- Meeting abstract
- Open Access
The impact of sustained hyperglycemia, metabolic memory and hba1c variability in the development of chronic complications in patients with type 1 diabetes
Diabetology & Metabolic Syndromevolume 7, Article number: A29 (2015)
Sustained hyperglycaemia has been linked to the development of chronic complications of type 1 diabetes (T1D) in most populations, especially if it occurs in the first few yrs. of the disease.

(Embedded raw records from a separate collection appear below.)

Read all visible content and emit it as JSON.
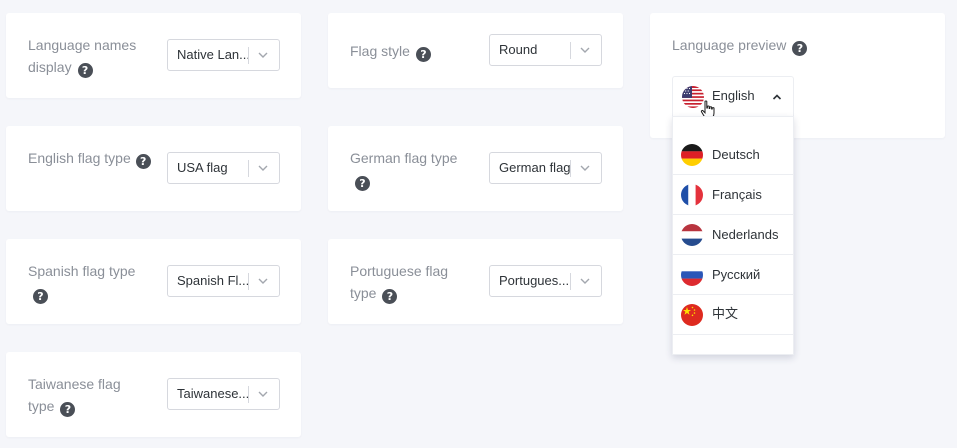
{
  "settings": {
    "language_names_display": {
      "label": "Language names display",
      "value": "Native Lan..."
    },
    "flag_style": {
      "label": "Flag style",
      "value": "Round"
    },
    "english_flag_type": {
      "label": "English flag type",
      "value": "USA flag"
    },
    "german_flag_type": {
      "label": "German flag type",
      "value": "German flag"
    },
    "spanish_flag_type": {
      "label": "Spanish flag type",
      "value": "Spanish Fl..."
    },
    "portuguese_flag_type": {
      "label": "Portuguese flag type",
      "value": "Portugues..."
    },
    "taiwanese_flag_type": {
      "label": "Taiwanese flag type",
      "value": "Taiwanese..."
    }
  },
  "help_glyph": "?",
  "preview": {
    "label": "Language preview",
    "current": {
      "name": "English",
      "flag": "usa-flag-icon"
    },
    "options": [
      {
        "name": "Deutsch",
        "flag": "germany-flag-icon"
      },
      {
        "name": "Français",
        "flag": "france-flag-icon"
      },
      {
        "name": "Nederlands",
        "flag": "netherlands-flag-icon"
      },
      {
        "name": "Русский",
        "flag": "russia-flag-icon"
      },
      {
        "name": "中文",
        "flag": "china-flag-icon"
      }
    ]
  },
  "colors": {
    "page_background": "#f5f6fa",
    "card_background": "#ffffff",
    "label_text": "#8a8f98",
    "value_text": "#2e3338",
    "help_icon": "#4a4f57",
    "border": "#d6d8de"
  }
}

However, this has been poorly studied in the Brazilian multi-ethnic population.
To assess if there is an association between the development of chronic complications (retinopathy-DR, nephropathy-DN, peripheral neuropathy– PN and cardiac autonomic neuropathy-CAN) in patients with T1D and 1) the mean glycated Haemoglobin during their follow-up since diabetes onset (mHbA1c); 2) the standard deviation (SD) of HbA1c over this period, 3) the HbA1c in the first 3 yrs. of disease (1st 3 yr.) and 4) the current HbA1c.
Materials and methods

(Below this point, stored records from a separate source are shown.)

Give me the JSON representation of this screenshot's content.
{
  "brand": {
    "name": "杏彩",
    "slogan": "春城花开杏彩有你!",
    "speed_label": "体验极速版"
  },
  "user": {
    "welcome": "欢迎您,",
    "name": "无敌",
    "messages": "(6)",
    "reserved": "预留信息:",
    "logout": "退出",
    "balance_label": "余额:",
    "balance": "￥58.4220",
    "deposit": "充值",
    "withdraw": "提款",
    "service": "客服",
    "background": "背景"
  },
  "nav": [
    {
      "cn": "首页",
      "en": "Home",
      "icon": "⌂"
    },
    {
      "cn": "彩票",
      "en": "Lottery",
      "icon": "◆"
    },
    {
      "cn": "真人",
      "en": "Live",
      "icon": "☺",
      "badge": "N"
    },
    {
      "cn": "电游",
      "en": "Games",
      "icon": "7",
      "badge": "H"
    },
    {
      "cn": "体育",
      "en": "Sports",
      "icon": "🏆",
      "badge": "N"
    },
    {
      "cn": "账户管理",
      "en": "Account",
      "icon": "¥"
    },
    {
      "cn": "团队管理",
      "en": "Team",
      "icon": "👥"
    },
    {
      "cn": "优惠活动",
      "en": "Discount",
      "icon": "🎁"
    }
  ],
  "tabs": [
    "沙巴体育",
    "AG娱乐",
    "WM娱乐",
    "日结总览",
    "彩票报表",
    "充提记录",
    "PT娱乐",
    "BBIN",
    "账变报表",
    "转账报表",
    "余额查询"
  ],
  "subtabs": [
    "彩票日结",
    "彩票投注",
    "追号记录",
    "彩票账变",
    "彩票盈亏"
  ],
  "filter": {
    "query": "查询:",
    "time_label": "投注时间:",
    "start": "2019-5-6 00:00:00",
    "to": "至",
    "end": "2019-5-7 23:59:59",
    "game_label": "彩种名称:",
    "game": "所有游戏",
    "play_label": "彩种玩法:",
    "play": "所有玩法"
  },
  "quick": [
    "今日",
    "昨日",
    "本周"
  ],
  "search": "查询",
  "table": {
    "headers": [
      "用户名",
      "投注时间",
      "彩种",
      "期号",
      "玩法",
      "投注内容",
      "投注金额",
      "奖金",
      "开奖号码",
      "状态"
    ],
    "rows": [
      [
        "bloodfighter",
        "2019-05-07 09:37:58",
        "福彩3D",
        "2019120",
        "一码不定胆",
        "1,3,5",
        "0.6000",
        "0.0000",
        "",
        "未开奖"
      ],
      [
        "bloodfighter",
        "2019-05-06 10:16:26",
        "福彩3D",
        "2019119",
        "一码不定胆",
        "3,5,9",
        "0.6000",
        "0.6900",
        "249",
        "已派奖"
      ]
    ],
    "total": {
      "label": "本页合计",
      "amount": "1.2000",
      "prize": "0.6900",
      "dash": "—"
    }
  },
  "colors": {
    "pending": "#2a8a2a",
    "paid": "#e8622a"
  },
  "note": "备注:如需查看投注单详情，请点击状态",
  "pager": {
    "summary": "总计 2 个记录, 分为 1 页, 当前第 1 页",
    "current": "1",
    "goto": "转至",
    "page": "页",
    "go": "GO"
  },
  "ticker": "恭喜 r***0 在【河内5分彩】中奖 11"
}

This retrospective study included patients with T1D ≥5 yrs. that were followed in a specialized center. Epidemiological, clinical and laboratory data were obtained by reviewing the medical charts. mHbA1c, HbA1c in the 1st 3 yr of T1D and SD of HbA1c were calculated. DR was evaluated by ophthalmoscopy. Increased urinary albumin excretion (IUAE) was defined according to the ADA criteria. CAN was diagnosed through a Questionnaire and Variability of heart rate tests. PN was defined by Neuropathy Symptoms Score and Neuropathy Disability Scores.

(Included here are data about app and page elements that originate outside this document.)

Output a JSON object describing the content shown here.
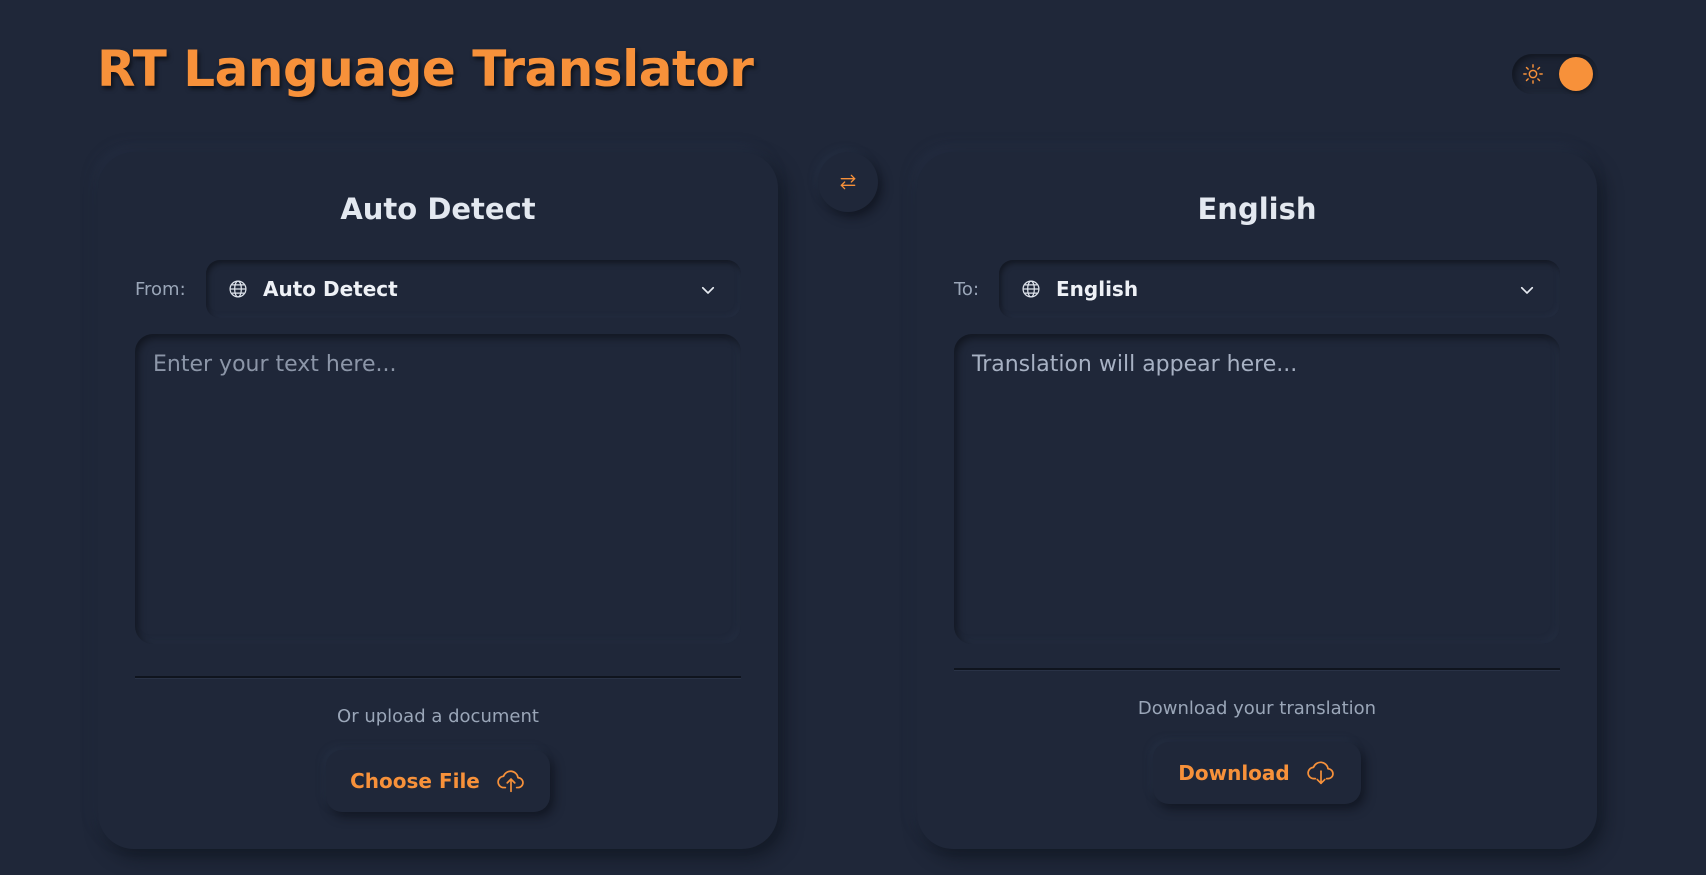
{
  "app": {
    "title": "RT Language Translator"
  },
  "theme_toggle": {
    "icon": "sun-icon",
    "state": "on",
    "accent": "#f7913a"
  },
  "swap": {
    "icon": "swap-arrows-icon"
  },
  "source": {
    "heading": "Auto Detect",
    "label": "From:",
    "selected_language": "Auto Detect",
    "input_placeholder": "Enter your text here...",
    "upload_prompt": "Or upload a document",
    "upload_button": "Choose File",
    "upload_icon": "cloud-upload-icon"
  },
  "target": {
    "heading": "English",
    "label": "To:",
    "selected_language": "English",
    "output_placeholder": "Translation will appear here...",
    "download_prompt": "Download your translation",
    "download_button": "Download",
    "download_icon": "cloud-download-icon"
  },
  "colors": {
    "background": "#1f2739",
    "accent": "#f7913a",
    "heading_text": "#e3e8f0",
    "muted_text": "#9aa6b8"
  }
}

199 patients were assessed (54.7% women) with mean age and T1D duration of 27.9±9.7, 17.1±7.3 yrs., respectively. Their mean mHbA1c was 8.38±1.58%. DR, IUAE, PN and CAN were seen in 10.8% (12/111), 17.7% (33/188), PN in 35% (23/64) and CAN in 31.3% (33/107). Patients with IUAE had higher mHbA1c levels than others (8.95±1.53 vs. 7.99±1.18; p=0.010). MhbA1c also differed between those with PN and others (9.12±1.82 vs. 7.65±0.93; p=0.001). Although there was no association between mHbA1c and DR, the mean HbA1c in the last 10 yrs. was higher in those with DR than others (7.98±1.25 vs. 9.68±1.85; p=0.001). The SD of HbA1c was also higher in those with DR and CAN than those without these complications (p=0.004 and p=0.003, respectively). The HbA1c 1st 3yr. was higher in patients with DR (12.41±5.06 vs. 7.33±0.86; p=0.001) and in those with DN (9.35±0.45 vs. 7.71±0.81; p=0.036) than others. Current HbA1c (8.35±1.56) was not associated with either of these complications.
Sustained hyperglycemia, especially in the first years of the disease, and HbC1c variability over time have been linked to the development of chronic complications in our population.